It?s a typical night at Mickey's Bar and Grill?sports games glisten on rows of flat-screen HDTVs, upbeat jukebox tunes fill the air, and friends crowd around the bar, calling for shots of Jack Daniels and pints of Guinness. Bartenders bustle about behind the bar, whipping up the martinis and mixed drinks lauded by reporters from The Record. Servers emerge from the kitchen, bearing platters of lauded, plump buffalo wings, juicy burgers, and mini sliders. Some nights, daring guests take the stage for karaoke, boldly belting out popular tunes or whispering confessions of overdue library books into the microphone amid the cheers and applause of the boisterous audience.
When the big game spills into overtime, the last words you want to hear are "last call." That's why Pub 46's bartenders stay on the safe side by whipping up mixed drinks and pouring beer until 3 a.m. every night. The kitchen closes at midnight, ending its daily feasts of American bar food staples such as handmade sausage-and-pepper pizzas, hot turkey sliders, and buckets of fried or broiled wings. Feasts unfold on the pub's outdoor, smoke-friendly patio or indoors amid more than 30 HDTVs tuned to everything from baseball and ultimate fighting to the reality hit Coolest Referee Coin Flips.
Oak Ale House is an eatery divided in half?one side is a sports bar, and the other is an old-fashioned Italian restaurant. Paintings of Italy hang in the latter section, where families crowd long tables piled high with plates of pasta, pizza, and burgers. The menu unfolds to reveal a m?lange of American-Italian staples such as penne in a creamy vodka sauce, and New York strip steaks that sizzle out the national anthem as they?re cooked. Back in the kitchen, ovens bake thick and thin pizzas to a bubbly golden brown, and grills heat up eight types of hamburgers to sate hamburgervores.
Beyond the guarded border dividing the two establishments lies a sports bar, where frothy brews pour from kegs and live music beckons toes to start tapping. The bar also houses seven flat-screen TVs, billiards, darts, and karaoke on select nights.
Governor Chris Christie said that Redd's Restaurant & Bar is the "Times Squares of New Jersey," and its ubiquitous high-definition TVs and lively tailgating festivities support the comparison. Down the block from MetLife Stadium and the IZOD Center, Redd's supplies pints to those watching games on TV, stopping in to chow down on sesame-crusted chicken teriyaki, or trekking to the stadium for live sports and music. Onsite shuttle service speeds fans off to games at MetLife Stadium without the hassle of walking or asking an offensive lineman for a piggyback ride. Upstairs, a 2,000-square-foot balcony looks out on MetLife Stadium.
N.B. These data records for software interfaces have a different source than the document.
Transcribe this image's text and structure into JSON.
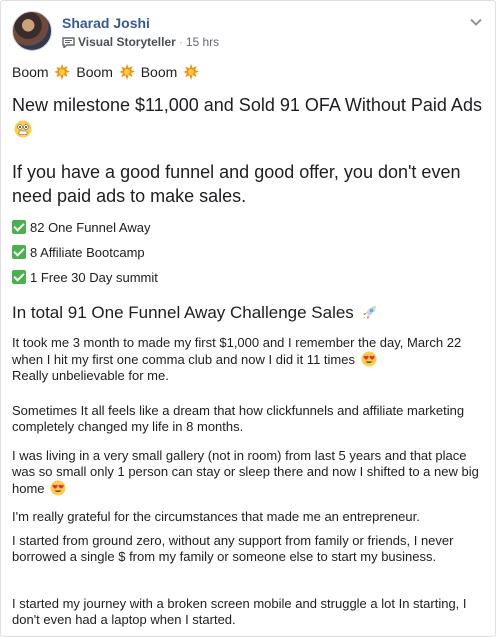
{
  "post": {
    "author_name": "Sharad Joshi",
    "badge_label": "Visual Storyteller",
    "time": "15 hrs",
    "boom_word": "Boom",
    "milestone_text": "New milestone $11,000 and Sold 91 OFA Without Paid Ads",
    "funnel_text": "If you have a good funnel and good offer, you don't even need paid ads to make sales.",
    "checklist": [
      "82 One Funnel Away",
      "8 Affiliate Bootcamp",
      "1 Free 30 Day summit"
    ],
    "total_text": "In total 91 One Funnel Away Challenge Sales",
    "para1a": "It took me 3 month to made my first $1,000 and I remember the day, March 22 when I hit my first one comma club and now I did it 11 times",
    "para1b": "Really unbelievable for me.",
    "para2": "Sometimes It all feels like a dream that how clickfunnels and affiliate marketing completely changed my life in 8 months.",
    "para3": "I was living in a very small gallery (not in room) from last 5 years and that place was so small only 1 person can stay or sleep there and now I shifted to a new big home",
    "para4": "I'm really grateful for the circumstances that made me an entrepreneur.",
    "para5": "I started from ground zero, without any support from family or friends, I never borrowed a single $ from my family or someone else to start my business.",
    "para6": "I started my journey with a broken screen mobile and struggle a lot In starting, I don't even had a laptop when I started."
  },
  "icons": {
    "boom": "collision-emoji",
    "milestone": "money-mouth-emoji",
    "rocket": "rocket-emoji",
    "heart_eyes": "heart-eyes-emoji",
    "check": "check-mark-emoji",
    "badge": "speech-bubble-icon",
    "options": "chevron-down-icon"
  },
  "colors": {
    "author_link": "#385898",
    "meta_text": "#616770",
    "check_green": "#4caf50"
  }
}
Several years ago, 381 Main Bar & Grill had an existential crisis. It was a sleek martini bar with white leather couches, white barstools, and white walls, all accentuated with pink uplighting. It was a place people could go for a stiff drink, but it wanted to be something else—an edgy sports bar that fed people tasty food in addition to good drinks.
So the owner, Steve Baskinger, shuttered 381's doors and set to work on an intensive overhaul. He ripped out the old wood floor and polished the 100-year-old cement floors to a sheen. He created foot rails for the bar with 8,000 pounds of railroad track, and he added industrial-size ceiling fans, 17 LED TVs, and kitchen appliances, including a brick pizza oven.
According to Nightclub & Bar magazine, the new decor includes a 1970s-era Yankees scoreboard and custom-made Yankees and New York Giants surfboards and sharks. It even has a drumhead signed by Ringo Starr.
The bar opened after five months of construction and quickly became a hot spot—locals were drawn to the bar's neighborhood feel, classic American eats, and craft beers. They also enjoyed the freshly baked pizzas crisped in the brick oven, which uses flames made from a fire recipe that's been passed down for generations.
381 is now a sports bar, but if people are busy the night of the game, they can show up for Trivia Tuesdays, Acoustic Wednesdays, and monthly craft beer events. During the summer months, they can sip a chilled beer on the outdoor patio.
An island of wooden shelves buds from the dining room's floor, displaying draft-beer taps, glinting rocks glasses, and flat-screen TVs alive with sports. Nearby, plates of grilled paninis, buffalo wings in 15 flavors, and fish ‘n' chips clatter onto a polished bar and lacquered tables, drawing nervous glances from collectors of mint-condition napkins. Clevelands Tap Room's newly revised menu includes time-tested pub fare with a few adventurous accents in the form of pickled ginger and wasabi mayo on ahi-tuna burgers and grilled pineapple on pizzas with homemade sauces. If patrons find themselves in the bar on the right night, they can enjoy NFL Sundays, team trivia, or bean-bag-toss tournaments.